## Action item
Your task is to show every line in the listing below that includes "data".
━━━━━━━━━━
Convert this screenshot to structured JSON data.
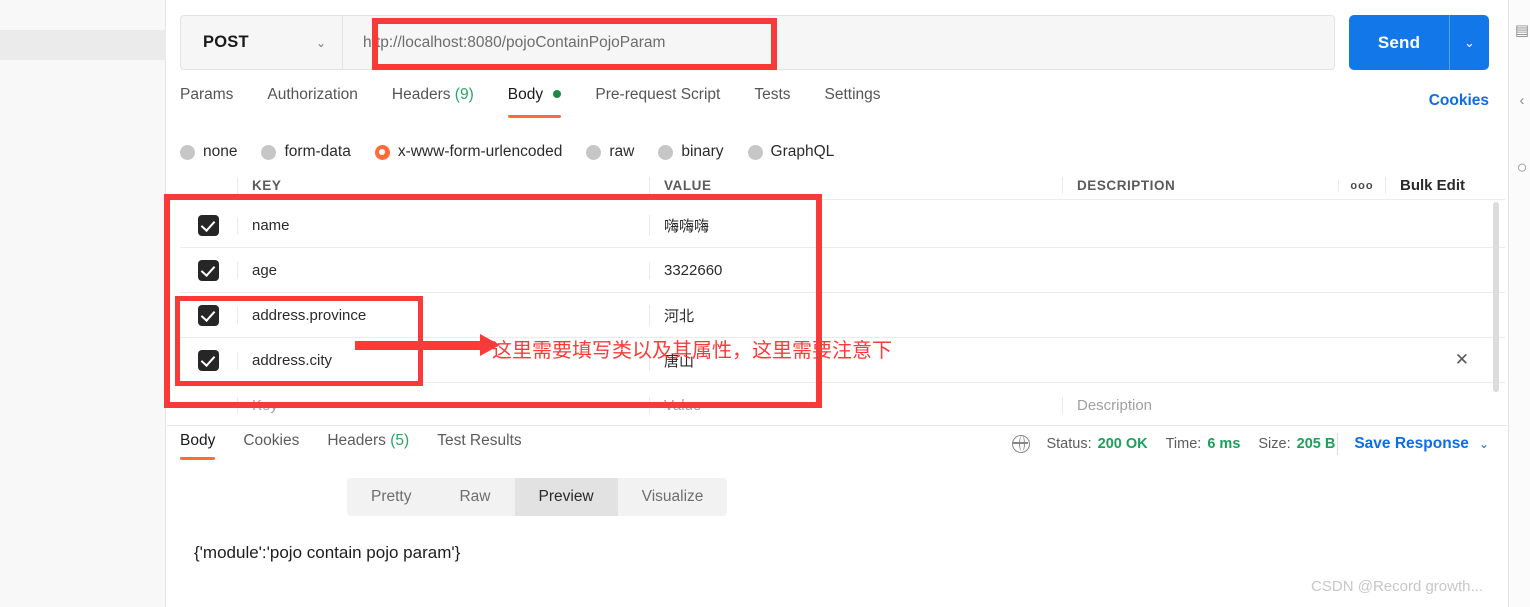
{
  "request": {
    "method": "POST",
    "method_caret": "⌄",
    "url": "http://localhost:8080/pojoContainPojoParam",
    "send_label": "Send",
    "send_caret": "⌄",
    "cookies_label": "Cookies"
  },
  "request_tabs": [
    {
      "label": "Params",
      "count": "",
      "active": false,
      "dot": false
    },
    {
      "label": "Authorization",
      "count": "",
      "active": false,
      "dot": false
    },
    {
      "label": "Headers",
      "count": "(9)",
      "active": false,
      "dot": false
    },
    {
      "label": "Body",
      "count": "",
      "active": true,
      "dot": true
    },
    {
      "label": "Pre-request Script",
      "count": "",
      "active": false,
      "dot": false
    },
    {
      "label": "Tests",
      "count": "",
      "active": false,
      "dot": false
    },
    {
      "label": "Settings",
      "count": "",
      "active": false,
      "dot": false
    }
  ],
  "body_types": [
    {
      "label": "none",
      "selected": false
    },
    {
      "label": "form-data",
      "selected": false
    },
    {
      "label": "x-www-form-urlencoded",
      "selected": true
    },
    {
      "label": "raw",
      "selected": false
    },
    {
      "label": "binary",
      "selected": false
    },
    {
      "label": "GraphQL",
      "selected": false
    }
  ],
  "kv_table": {
    "headers": {
      "key": "KEY",
      "value": "VALUE",
      "description": "DESCRIPTION",
      "more_icon": "ooo",
      "bulk_edit": "Bulk Edit"
    },
    "rows": [
      {
        "checked": true,
        "key": "name",
        "value": "嗨嗨嗨",
        "description": ""
      },
      {
        "checked": true,
        "key": "age",
        "value": "3322660",
        "description": ""
      },
      {
        "checked": true,
        "key": "address.province",
        "value": "河北",
        "description": ""
      },
      {
        "checked": true,
        "key": "address.city",
        "value": "唐山",
        "description": ""
      }
    ],
    "placeholder_row": {
      "key": "Key",
      "value": "Value",
      "description": "Description"
    },
    "remove_icon": "✕"
  },
  "response_tabs": [
    {
      "label": "Body",
      "count": "",
      "active": true
    },
    {
      "label": "Cookies",
      "count": "",
      "active": false
    },
    {
      "label": "Headers",
      "count": "(5)",
      "active": false
    },
    {
      "label": "Test Results",
      "count": "",
      "active": false
    }
  ],
  "response_meta": {
    "status_label": "Status:",
    "status_value": "200 OK",
    "time_label": "Time:",
    "time_value": "6 ms",
    "size_label": "Size:",
    "size_value": "205 B",
    "save_response": "Save Response",
    "save_caret": "⌄"
  },
  "view_modes": [
    {
      "label": "Pretty",
      "active": false
    },
    {
      "label": "Raw",
      "active": false
    },
    {
      "label": "Preview",
      "active": true
    },
    {
      "label": "Visualize",
      "active": false
    }
  ],
  "response_body": "{'module':'pojo contain pojo param'}",
  "annotation": {
    "text": "这里需要填写类以及其属性，这里需要注意下",
    "color": "#fb3b39"
  },
  "watermark": "CSDN @Record growth...",
  "right_rail_icons": [
    "document-icon",
    "chevron-left-icon",
    "circle-icon"
  ],
  "colors": {
    "accent_orange": "#ff6c37",
    "primary_blue": "#1277e8",
    "link_blue": "#0d6ce8",
    "success_green": "#19a15b",
    "annotation_red": "#fb3b39"
  }
}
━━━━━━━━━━
## Result
Convert this screenshot to structured JSON data.
      "label": "form-data",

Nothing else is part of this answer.